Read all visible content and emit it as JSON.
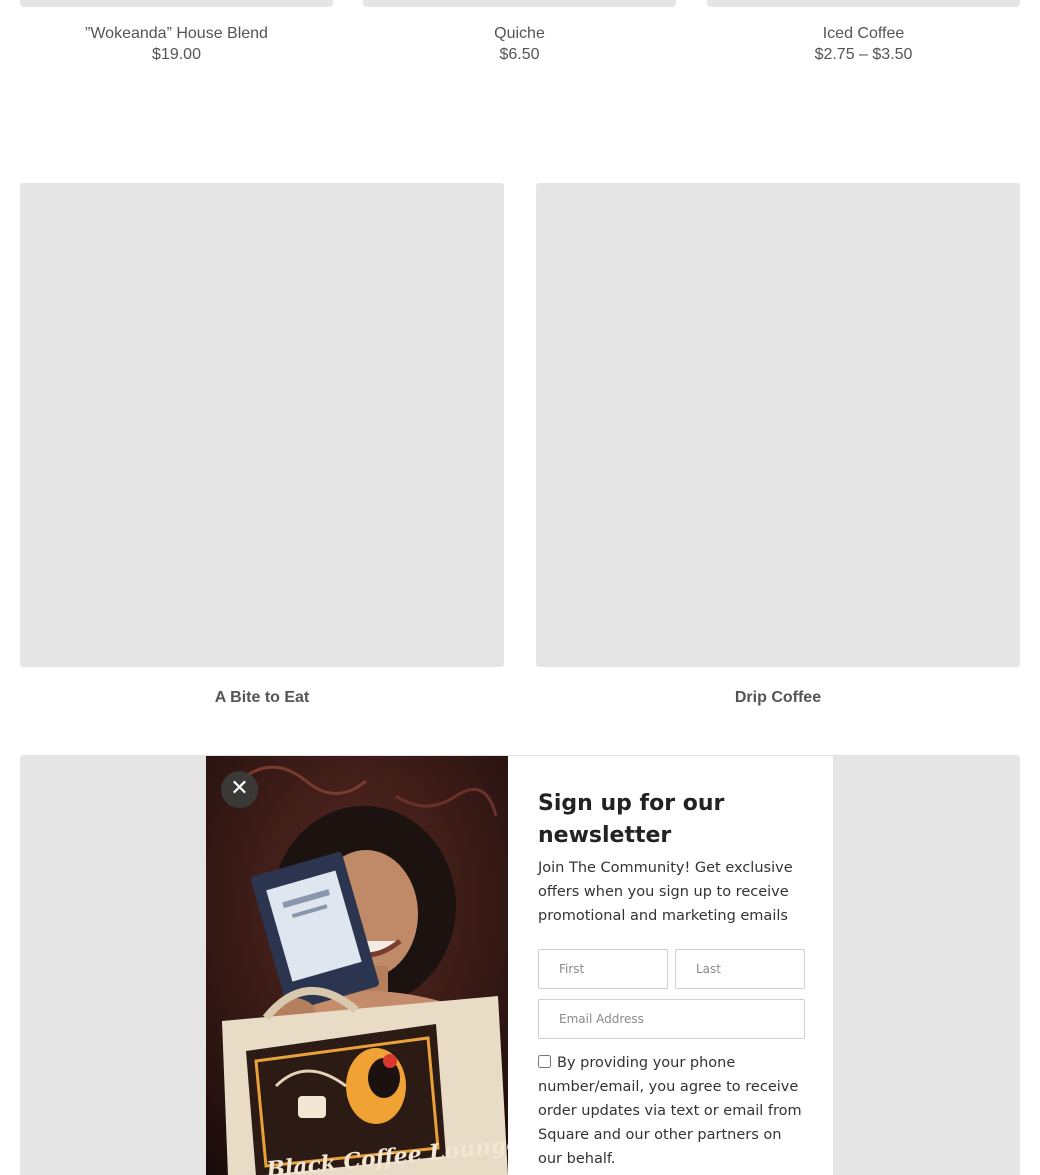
{
  "products": [
    {
      "name": "”Wokeanda” House Blend",
      "price": "$19.00"
    },
    {
      "name": "Quiche",
      "price": "$6.50"
    },
    {
      "name": "Iced Coffee",
      "price": "$2.75 – $3.50"
    }
  ],
  "categories": [
    {
      "label": "A Bite to Eat"
    },
    {
      "label": "Drip Coffee"
    }
  ],
  "newsletter": {
    "close_icon": "close-icon",
    "close_glyph": "✕",
    "title": "Sign up for our newsletter",
    "description": "Join The Community! Get exclusive offers when you sign up to receive promotional and marketing emails",
    "first_placeholder": "First",
    "last_placeholder": "Last",
    "email_placeholder": "Email Address",
    "consent_text": "By providing your phone number/email, you agree to receive order updates via text or email from Square and our other partners on our behalf.",
    "consent_checked": false,
    "image_banner_text": "Black Coffee Lounge"
  },
  "colors": {
    "placeholder_gray": "#e5e5e5",
    "text_gray": "#555555",
    "title_dark": "#222222"
  }
}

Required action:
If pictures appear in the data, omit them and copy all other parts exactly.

Exercise solution:
Read all visible content and emit it as JSON.
{
  "products": [
    {
      "name": "”Wokeanda” House Blend",
      "price": "$19.00"
    },
    {
      "name": "Quiche",
      "price": "$6.50"
    },
    {
      "name": "Iced Coffee",
      "price": "$2.75 – $3.50"
    }
  ],
  "categories": [
    {
      "label": "A Bite to Eat"
    },
    {
      "label": "Drip Coffee"
    }
  ],
  "newsletter": {
    "close_icon": "close-icon",
    "close_glyph": "✕",
    "title": "Sign up for our newsletter",
    "description": "Join The Community! Get exclusive offers when you sign up to receive promotional and marketing emails",
    "first_placeholder": "First",
    "last_placeholder": "Last",
    "email_placeholder": "Email Address",
    "consent_text": "By providing your phone number/email, you agree to receive order updates via text or email from Square and our other partners on our behalf.",
    "consent_checked": false,
    "image_banner_text": "Black Coffee Lounge"
  },
  "colors": {
    "placeholder_gray": "#e5e5e5",
    "text_gray": "#555555",
    "title_dark": "#222222"
  }
}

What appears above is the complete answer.